The year 1995 brought a move as vice-chancellor to the University of Manchester Institute of Science and Technology (UMIST). There he concentrated on expanding the biosciences alongside the institution's traditional strengths in engineering and the physical sciences. His innovative creation of the university's first clinical chairs was strongly opposed in some quarters but proved successful. He is also credited with emphasising the subjects of business and management.
In the mid-1990s, together with other academics he railed against university funding cuts, complaining that "the stranglehold of government parsimony" could lead to "the UK's withdrawal from international competition in science and engineering." He also took exception to what he saw as governmental restrictions on international students coming to Britain. Accusing the Labour government of "harbouring a distressing disregard for the views of the education sector," he warned: "These wretched policies simply further impede our capacity to attract the best researchers, and UK plc will suffer in consequence."
Spending virtually his entire career in the north of England, he insisted that the education system should not be over-concentrated in London and the south. He described himself as "an adopted Sheffielder." One of his other concerns was the improvement of quality in higher education, an interest which led him to become Director of the Higher Education Quality Council and to serve on numerous similar committees.

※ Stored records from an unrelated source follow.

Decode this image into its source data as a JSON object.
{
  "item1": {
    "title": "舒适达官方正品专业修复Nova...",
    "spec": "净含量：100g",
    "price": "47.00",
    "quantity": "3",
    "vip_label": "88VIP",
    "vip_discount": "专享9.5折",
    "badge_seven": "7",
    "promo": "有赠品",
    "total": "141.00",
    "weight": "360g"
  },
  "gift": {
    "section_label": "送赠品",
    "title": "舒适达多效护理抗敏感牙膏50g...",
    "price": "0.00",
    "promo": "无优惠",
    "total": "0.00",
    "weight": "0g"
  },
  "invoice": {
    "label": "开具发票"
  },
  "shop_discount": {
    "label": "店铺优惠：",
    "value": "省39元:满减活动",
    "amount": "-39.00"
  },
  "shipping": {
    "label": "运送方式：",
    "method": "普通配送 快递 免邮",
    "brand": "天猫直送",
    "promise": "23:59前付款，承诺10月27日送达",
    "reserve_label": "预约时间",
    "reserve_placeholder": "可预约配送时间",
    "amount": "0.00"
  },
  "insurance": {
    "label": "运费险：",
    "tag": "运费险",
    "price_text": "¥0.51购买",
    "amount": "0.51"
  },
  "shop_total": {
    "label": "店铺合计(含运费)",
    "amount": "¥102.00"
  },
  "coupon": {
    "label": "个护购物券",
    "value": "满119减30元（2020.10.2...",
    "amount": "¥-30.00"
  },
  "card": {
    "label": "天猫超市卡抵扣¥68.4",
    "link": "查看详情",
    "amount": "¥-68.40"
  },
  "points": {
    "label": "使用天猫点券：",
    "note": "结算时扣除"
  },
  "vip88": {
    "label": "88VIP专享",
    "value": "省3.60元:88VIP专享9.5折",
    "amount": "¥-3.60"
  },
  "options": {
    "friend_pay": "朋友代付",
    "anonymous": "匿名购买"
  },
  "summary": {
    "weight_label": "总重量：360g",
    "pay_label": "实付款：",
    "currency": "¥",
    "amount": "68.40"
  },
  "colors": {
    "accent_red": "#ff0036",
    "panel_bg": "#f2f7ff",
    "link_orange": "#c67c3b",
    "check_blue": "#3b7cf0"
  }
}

In his own specialty of engineering he was a council member of the Royal Academy of Engineering and chairman of the Engineering Professors' Conference. He was also a member of the board of the British Council, chairing a number of its specialist advisory groups. He went on to become a trustee of the National Portrait Gallery and to hold numerous directorships and committee posts. In 2001 he moved back from UMIST to Sheffield, where as vice-chancellor he oversaw a major building programme which provided new and updated premises for the arts, music, dentistry, social sciences, the biosciences and other disciplines.
After his retirement in 2007 he served as deputy lieutenant for South Yorkshire and chairman of the Sheffield Museums and Galleries Trust. He maintained his international connections as an adviser on higher education in Singapore and Japan.

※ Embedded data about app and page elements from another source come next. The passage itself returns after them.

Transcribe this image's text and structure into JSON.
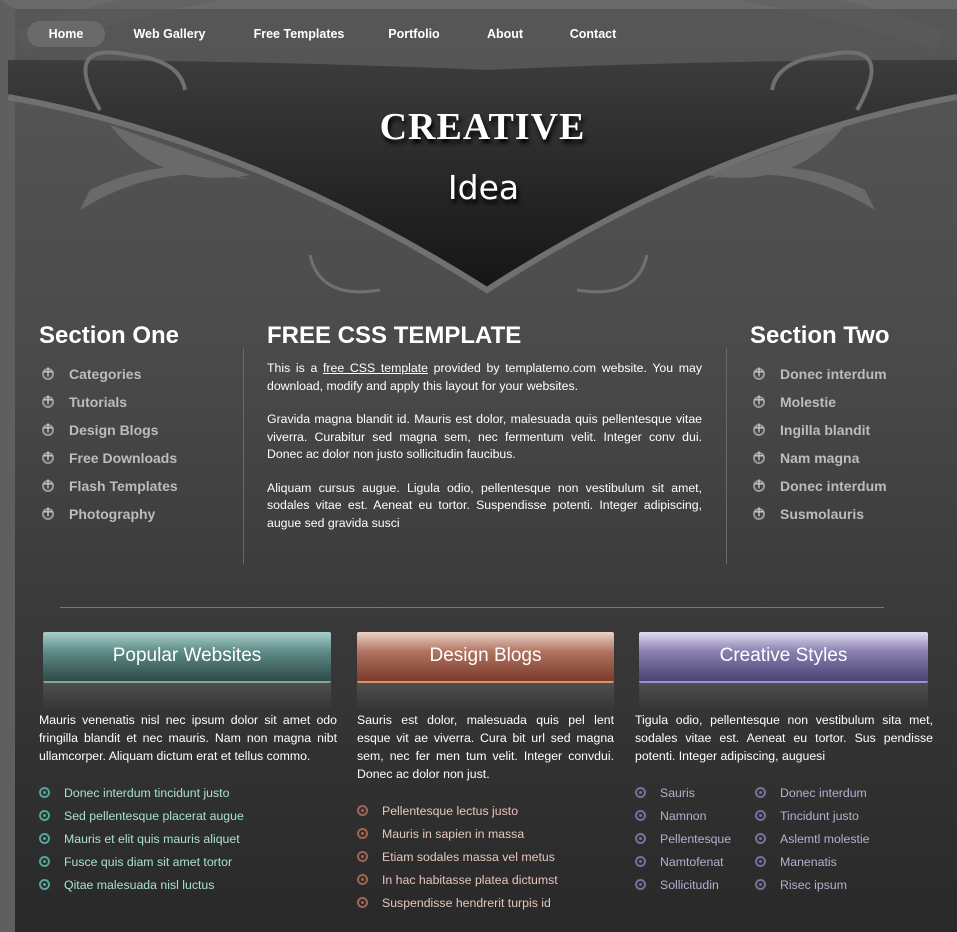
{
  "nav": [
    {
      "label": "Home",
      "active": true
    },
    {
      "label": "Web Gallery"
    },
    {
      "label": "Free Templates"
    },
    {
      "label": "Portfolio"
    },
    {
      "label": "About"
    },
    {
      "label": "Contact"
    }
  ],
  "header": {
    "title": "CREATIVE",
    "subtitle": "Idea"
  },
  "left": {
    "title": "Section One",
    "items": [
      "Categories",
      "Tutorials",
      "Design Blogs",
      "Free Downloads",
      "Flash Templates",
      "Photography"
    ]
  },
  "right": {
    "title": "Section Two",
    "items": [
      "Donec interdum",
      "Molestie",
      "Ingilla blandit",
      "Nam magna",
      "Donec interdum",
      "Susmolauris"
    ]
  },
  "center": {
    "title": "FREE CSS TEMPLATE",
    "p1_pre": "This is a ",
    "p1_link": "free CSS template",
    "p1_post": " provided by templatemo.com website. You may download, modify and apply this layout for your websites.",
    "p2": "Gravida magna blandit id. Mauris est dolor, malesuada quis pellentesque vitae viverra. Curabitur sed magna sem, nec fermentum velit. Integer conv dui. Donec ac dolor non justo sollicitudin faucibus.",
    "p3": "Aliquam cursus augue. Ligula odio, pellentesque non vestibulum sit amet, sodales vitae est. Aeneat eu tortor. Suspendisse potenti. Integer adipiscing, augue sed gravida susci"
  },
  "boxes": [
    {
      "title": "Popular Websites",
      "text": "Mauris venenatis nisl nec ipsum dolor sit amet odo fringilla blandit et nec mauris. Nam non magna nibt ullamcorper. Aliquam dictum erat et tellus commo.",
      "items": [
        "Donec interdum tincidunt justo",
        "Sed pellentesque placerat augue",
        "Mauris et elit quis mauris aliquet",
        "Fusce quis diam sit amet tortor",
        "Qitae malesuada nisl luctus"
      ]
    },
    {
      "title": "Design Blogs",
      "text": "Sauris est dolor, malesuada quis pel lent esque vit ae viverra. Cura bit url sed magna sem, nec fer men tum velit. Integer convdui. Donec ac dolor non just.",
      "items": [
        "Pellentesque lectus justo",
        "Mauris in sapien in massa",
        "Etiam sodales massa vel metus",
        "In hac habitasse platea dictumst",
        "Suspendisse hendrerit turpis id"
      ]
    },
    {
      "title": "Creative Styles",
      "text": "Tigula odio, pellentesque non vestibulum sita met, sodales vitae est. Aeneat eu tortor. Sus pendisse potenti. Integer adipiscing, auguesi",
      "items_a": [
        "Sauris",
        "Namnon",
        "Pellentesque",
        "Namtofenat",
        "Sollicitudin"
      ],
      "items_b": [
        "Donec interdum",
        "Tincidunt justo",
        "Aslemtl molestie",
        "Manenatis",
        "Risec ipsum"
      ]
    }
  ],
  "colors": {
    "teal": "#4fa89a",
    "rust": "#a46550",
    "purple": "#7a6f9e"
  }
}
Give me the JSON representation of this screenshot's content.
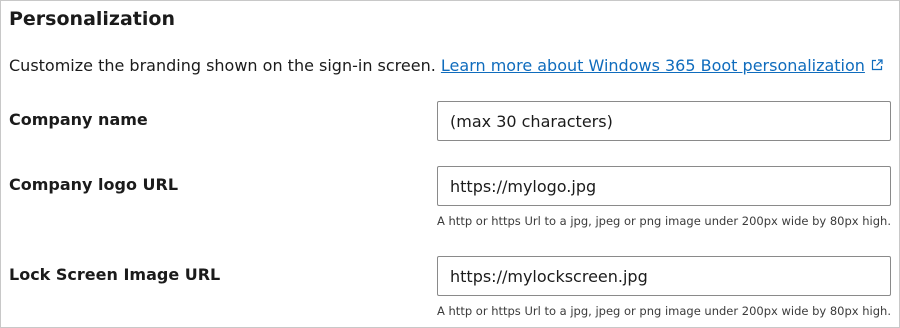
{
  "section": {
    "title": "Personalization",
    "description": "Customize the branding shown on the sign-in screen.",
    "link_label": "Learn more about Windows 365 Boot personalization",
    "link_icon": "external-link-icon"
  },
  "fields": {
    "company_name": {
      "label": "Company name",
      "value": "",
      "placeholder": "(max 30 characters)"
    },
    "company_logo": {
      "label": "Company logo URL",
      "value": "https://mylogo.jpg",
      "hint": "A http or https Url to a jpg, jpeg or png image under 200px wide by 80px high."
    },
    "lock_screen": {
      "label": "Lock Screen Image URL",
      "value": "https://mylockscreen.jpg",
      "hint": "A http or https Url to a jpg, jpeg or png image under 200px wide by 80px high."
    }
  },
  "colors": {
    "link": "#0f6cbd",
    "text": "#1b1b1b",
    "input_border": "#8a8a8a"
  }
}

Professor Geof Tomlinson, a colleague and friend, said of him: "He had high integrity and drive, and took a keen personal interest in people. He had an incredibly warm and friendly approach, linked with a large smile."
In 2000 he was appointed CBE for services to higher education and the engineering profession.
Robert Francis Boucher, engineer and university vice-chancellor; born London 25 April 1940; Nottingham University (PhD 1966); Lecturer, Queen's University, Belfast 1968-70; Lecturer, University of Sheffield 1970-76; Senior Lecturer, 1976-85; Professor of Mechanical Engineering, 1985-95; Pro-Vice-Chancellor, 1992-95; Chairman, Engineering Professors' Council, 1993-95; Senator, Engineering Council, 1995-99; Principal and Vice-Chancellor, UMIST, 1995-2000; CBE, 2000; Vice-Chancellor, University of Sheffield, 2001-07; married 1965 Rosemary Ellen Maskell (two sons, one daughter, and one son deceased); died 25 March 2009.Reuse content